- Team Mom: Harry for the STN-J. The members go to his cafe for emotional support and guidance. He makes special tea for them when they're sick. After the Wham Episode he hugs Robin and says "Welcome home."
- Took a Level in Badass: Robin, after "Loaded Guns" gets an overall magic boost when she realizes she is the true Fragment of Wisdom.
- Trademark Favorite Food: Michael loves food in crinkly aluminum bags. (The diet comes standard with the computer, apparently.) Robin's poor sleep habits are supplemented by large amounts of coffee.
- Ultimate Job Security: Dojima comes in late, leaves early, takes extra-long breaks, and spends most of her time looking at fashion magazines, plus she was only hired because of who her father is. Subverted in that she's really there as a spy for the parent company, which is suspicious of the new procedures instituted by the Japan branch - she acts like a slacker who owes her job to nepotism, but this may just be her cover.
- Umbrella of Togetherness: Robin sees Touko and Amon sharing an umbrella and subsequently thinks they're lovers.
- Van Helsing Hate Crimes: Burn the Witch!! Wait, the witch is a Salary Man who hasn't even jaywalked? ...Oops?
- Villainous Break Down:
- Sastre when Robin burns his hat.
- Big Bad Zaizen, when the truth concerning witches and humans is revealed.
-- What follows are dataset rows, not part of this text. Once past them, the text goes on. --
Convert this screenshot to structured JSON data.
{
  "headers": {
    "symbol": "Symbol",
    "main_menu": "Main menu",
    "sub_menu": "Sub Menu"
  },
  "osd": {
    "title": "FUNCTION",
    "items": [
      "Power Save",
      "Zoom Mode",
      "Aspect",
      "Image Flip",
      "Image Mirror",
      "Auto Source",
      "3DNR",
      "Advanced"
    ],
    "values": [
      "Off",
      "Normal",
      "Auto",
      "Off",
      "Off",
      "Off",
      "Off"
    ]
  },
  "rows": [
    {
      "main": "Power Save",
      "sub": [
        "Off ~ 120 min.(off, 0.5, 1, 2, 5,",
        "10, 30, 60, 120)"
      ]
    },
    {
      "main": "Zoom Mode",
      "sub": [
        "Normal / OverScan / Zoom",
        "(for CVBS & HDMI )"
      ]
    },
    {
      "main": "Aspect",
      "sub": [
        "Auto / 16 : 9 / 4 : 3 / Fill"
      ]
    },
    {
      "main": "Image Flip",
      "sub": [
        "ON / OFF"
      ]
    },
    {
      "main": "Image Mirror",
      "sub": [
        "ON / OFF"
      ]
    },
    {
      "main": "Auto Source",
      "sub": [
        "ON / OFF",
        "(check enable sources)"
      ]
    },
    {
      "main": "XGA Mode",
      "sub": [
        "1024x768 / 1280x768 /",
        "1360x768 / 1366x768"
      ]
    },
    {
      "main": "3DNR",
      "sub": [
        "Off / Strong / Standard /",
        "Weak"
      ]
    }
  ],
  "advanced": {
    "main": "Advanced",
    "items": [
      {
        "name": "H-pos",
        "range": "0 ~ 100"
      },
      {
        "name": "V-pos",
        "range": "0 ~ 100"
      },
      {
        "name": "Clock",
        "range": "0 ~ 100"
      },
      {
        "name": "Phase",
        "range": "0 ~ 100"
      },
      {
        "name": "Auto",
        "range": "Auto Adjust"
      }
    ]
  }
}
He goes from denial to contradicting himself, screaming louder and louder all the while... and this from a guy who was the epitome of composure the entire series.
- Wham Episode: Loaded Guns. Robin is declared a witch and goes into hiding. Amon disappears and is possibly dead. Zaizen's Evil Plan is revealed.
- What Kind of Lame Power Is Heart, Anyway?: It was a recurring joke when it aired on [adult swim] for the bumps to question what was so scary about the witch hunted in the first episode whose power appeared to be tripping people. He still almost wiped out the STN-J.
- Witch Species: Witch powers are genetic, and following this logic, twins have the same powers.
- With Great Power Comes Great Insanity:
- Along with Screw the Rules, I Have Supernatural Powers! and Transhuman Treachery, this is the reason Solomon and the STN-J hunt witches. All witches in the Monster of the Week episodes (and many afterward) are insane, criminal, or criminally insane. It turns out that this isn't even a majority of the witches in existence. Most witches are nice and law-abiding people who happen to have powers, and they are the victims of Van Helsing Hate Crimes by the STN-J and Solomon.
- Made explicit in the backstory of the witch and partner to Amon that Robin is replacing. She knew she was losing control and went rogue rather than be captured. Amon had to kill her.
- Again in an episode when they tried to capture another witch, who was relentlessly bullied and eventually gave in and killed his tormentors.
- Again in the episode where Robin is befriended by a mixed marriage of a witch and human whose innocent teenaged daughter was kidnapped by the STN-J.
- Capping it off is the episode where a centuries-old witch uses an Exposition Beam to showcase just how thoroughly humanity has been persecuting the good and bad witches even long before Salem. Really, humanity got lucky that there was no Witch Magneto to lead the oppressed witches in a revolt against the muggles.
- "World of Cardboard" Speech: Robin says one when she discovers the secret behind the Fragment of Wisdom. "I can see it... The inner secrets of the craft... I can see his element of air. You burned the fragment to ashes. I see...This is the true craft. The power derived from the elements, lying dormant in my body, not captured in some "fragment of wisdom". That's why you attacked me. Tell me, what makes you think I am a witch?
- Younger Than They Look: Robin's fifteen. It's easy to forget that because she sounds, looks, and acts nothing like her age.